SINGAPORE - Having adequate savings for retirement was a topic of concern among MPs on Wednesday, as they debated Budget 2023, which included the move to raise the Central Provident Fund (CPF) monthly salary ceiling from $6,000 now to $8,000 in 2026 to keep pace with rising salaries.
The move is meant to help middle-income Singaporeans save more for their retirement. There was consensus among the MPs on the need to boost retirement savings, but not all agreed that the ceiling shift was the right way to do so.
Workers’ Party MP Louis Chua (Sengkang GRC) said that while he welcomed the move, the CPF annual salary ceiling should be raised in tandem as well. The annual cap is currently set at $102,000.
This could mean higher contributions for some workers, while also possibly benefiting a wider group of workers.
Mr Chua noted that while the Government has said that it will review the annual salary ceiling periodically, he called for certainty and visibility on when exactly the change will take place.
He also said that for those affected by the move, the lower monthly take-home salary that results from the higher contribution could be a challenge, as they would face pressures of being in the sandwiched class.
Ms Jessica Tan (East Coast GRC) also raised the same point, citing a resident who was concerned about his lower take-home pay.

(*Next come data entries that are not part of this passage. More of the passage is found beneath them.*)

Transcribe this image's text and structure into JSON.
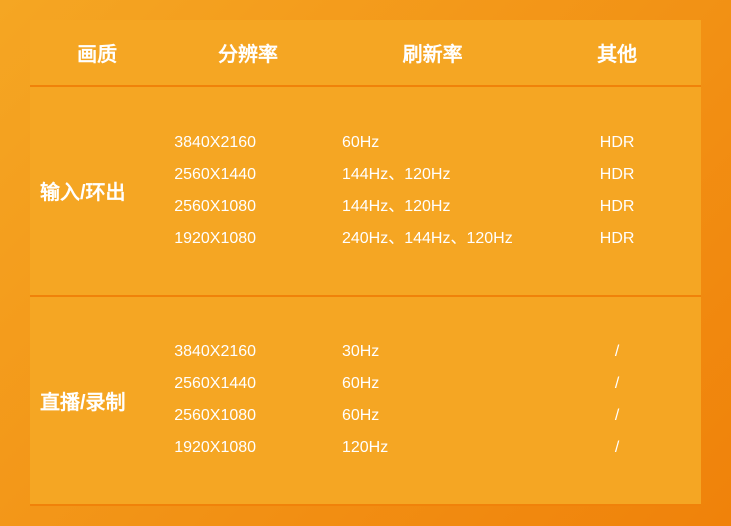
{
  "header": {
    "quality_label": "画质",
    "resolution_label": "分辨率",
    "refresh_label": "刷新率",
    "other_label": "其他"
  },
  "sections": [
    {
      "id": "input-output",
      "label": "输入/环出",
      "rows": [
        {
          "resolution": "3840X2160",
          "refresh": "60Hz",
          "other": "HDR"
        },
        {
          "resolution": "2560X1440",
          "refresh": "144Hz、120Hz",
          "other": "HDR"
        },
        {
          "resolution": "2560X1080",
          "refresh": "144Hz、120Hz",
          "other": "HDR"
        },
        {
          "resolution": "1920X1080",
          "refresh": "240Hz、144Hz、120Hz",
          "other": "HDR"
        }
      ]
    },
    {
      "id": "live-record",
      "label": "直播/录制",
      "rows": [
        {
          "resolution": "3840X2160",
          "refresh": "30Hz",
          "other": "/"
        },
        {
          "resolution": "2560X1440",
          "refresh": "60Hz",
          "other": "/"
        },
        {
          "resolution": "2560X1080",
          "refresh": "60Hz",
          "other": "/"
        },
        {
          "resolution": "1920X1080",
          "refresh": "120Hz",
          "other": "/"
        }
      ]
    }
  ],
  "accent_color": "#f5a623",
  "dark_accent": "#f0820a"
}
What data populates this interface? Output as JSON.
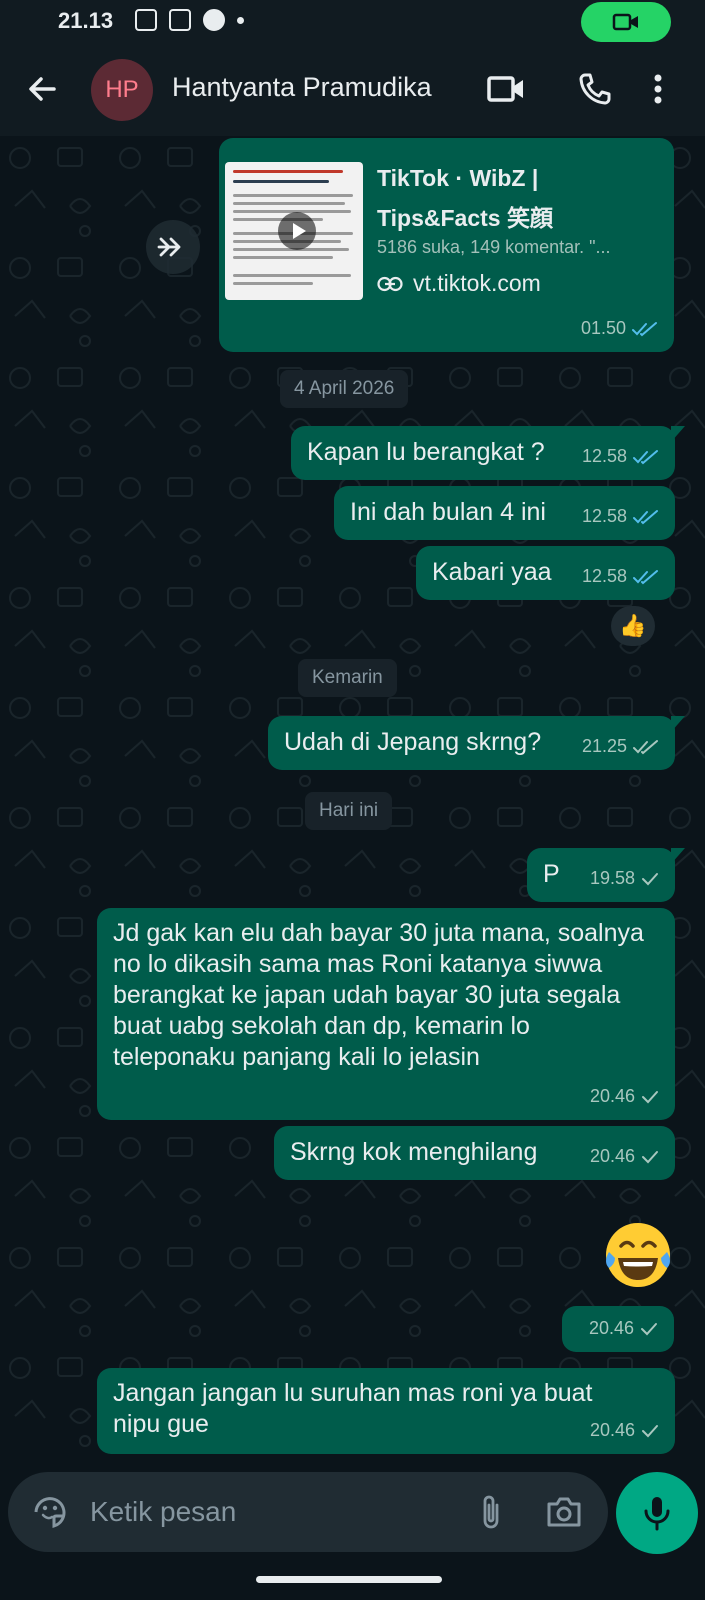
{
  "status_bar": {
    "time": "21.13"
  },
  "header": {
    "avatar_initials": "HP",
    "contact_name": "Hantyanta Pramudika"
  },
  "link_preview": {
    "title": "TikTok · WibZ | Tips&Facts 笑顔",
    "description": "5186 suka, 149 komentar. \"...",
    "domain": "vt.tiktok.com",
    "time": "01.50"
  },
  "date_chips": [
    "4 April 2026",
    "Kemarin",
    "Hari ini"
  ],
  "messages": [
    {
      "text": "Kapan lu berangkat ?",
      "time": "12.58",
      "status": "read"
    },
    {
      "text": "Ini dah bulan 4 ini",
      "time": "12.58",
      "status": "read"
    },
    {
      "text": "Kabari yaa",
      "time": "12.58",
      "status": "read"
    },
    {
      "text": "Udah di Jepang skrng?",
      "time": "21.25",
      "status": "delivered"
    },
    {
      "text": "P",
      "time": "19.58",
      "status": "sent"
    },
    {
      "text": "Jd gak kan elu dah bayar 30 juta mana, soalnya no lo dikasih sama mas Roni katanya siwwa berangkat ke japan udah bayar 30 juta segala buat uabg sekolah dan dp, kemarin lo teleponaku panjang kali lo jelasin",
      "time": "20.46",
      "status": "sent"
    },
    {
      "text": "Skrng kok menghilang",
      "time": "20.46",
      "status": "sent"
    },
    {
      "text": "",
      "time": "20.46",
      "status": "sent"
    },
    {
      "text": "Jangan jangan lu suruhan mas roni ya buat nipu gue",
      "time": "20.46",
      "status": "sent"
    }
  ],
  "reaction": "👍",
  "sticker_emoji": "😂",
  "composer": {
    "placeholder": "Ketik pesan"
  },
  "colors": {
    "outgoing_bubble": "#005c4b",
    "accent": "#00a884",
    "read_tick": "#53bdeb",
    "background": "#0b141a"
  }
}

She said: “My resident did share that while employees do benefit in growing their retirement savings, in a time of pressing and increasing inflation, we must recognise that this results in less cash for their monthly spending.”
Mr Saktiandi Supaat (Bishan-Toa Payoh GRC) said the ceiling shift appeared to target workers earning more than $6,000 monthly, and asked if the Government considers this group to be at risk of not having adequate savings for retirement.
“One would expect this group to be capable of going out and investing in their own endowment insurance or other instruments for the longer term. Is it therefore necessary to mandate that such workers contribute a greater proportion of their wages to the CPF, considering the opportunity cost to these workers?” he said.
He added that the move could also add financial pressures on smaller firms, which will need to pay increased employer contributions.
With inflation a concern for many, Mr Saktiandi said some people have asked why the interest rates on CPF funds have not been increased in tandem.
With aggressive rate hikes by the US Federal Reserve and increasing interest rates across central banks, Mr Saktiandi said the CPF Ordinary Account’s interest rate of 2.5 per cent and the Special and MediSave accounts’ interest rate of 4 per cent are “relatively unattractive compared to other investment options like fixed deposits”.
He then asked if there was any intention to revise these rates.
Singapore’s core inflation is projected to average 3.5 per cent to 4.5 per cent in 2023, and headline inflation to average 5.5 per cent to 6.5 per cent.
Leader of the Opposition and WP chief Pritam Singh (Aljunied GRC) proposed that with the salary ceiling shift, the Government should also simultaneously reconsider the percentage of CPF funds credited into the three CPF accounts.
He suggested that a higher proportion of the contributions be allocated to the Special Account instead of the Ordinary Account at an earlier age, given its higher interest rate.
Separately, several MPs also spoke on senior employability.
Ms Tan said that with inflation, businesses are facing increasing operating costs. She welcomed the move in Budget 2023 to provide additional support to employers to hire senior workers with the extension of the Senior Employment Credit (SEC) and the Part-time Re-employment Grant till 2025.
She added that with the training and reskilling of seniors for suitable jobs being a challenge, it was heartening to know that the pilot for the Jobs-Skills Integrators would be in sectors that have higher concentrations of mature workers.
The Jobs-Skills Integrators scheme, announced in the Budget, will appoint institutions to help both workers and employers to identify high-quality courses that industries will find relevant.
Mr Singh also supported the extension of the SEC, but proposed to take this a step further by conducting studies on how the scheme can be enhanced to better motivate employers to hire seniors.
“In view of our rapidly ageing population, has the Government undertaken any studies to consider the fiscal impact of raising the SEC? There must be an upside for employers as we undertake this cultural shift towards making the workplace more family-friendly,” he said.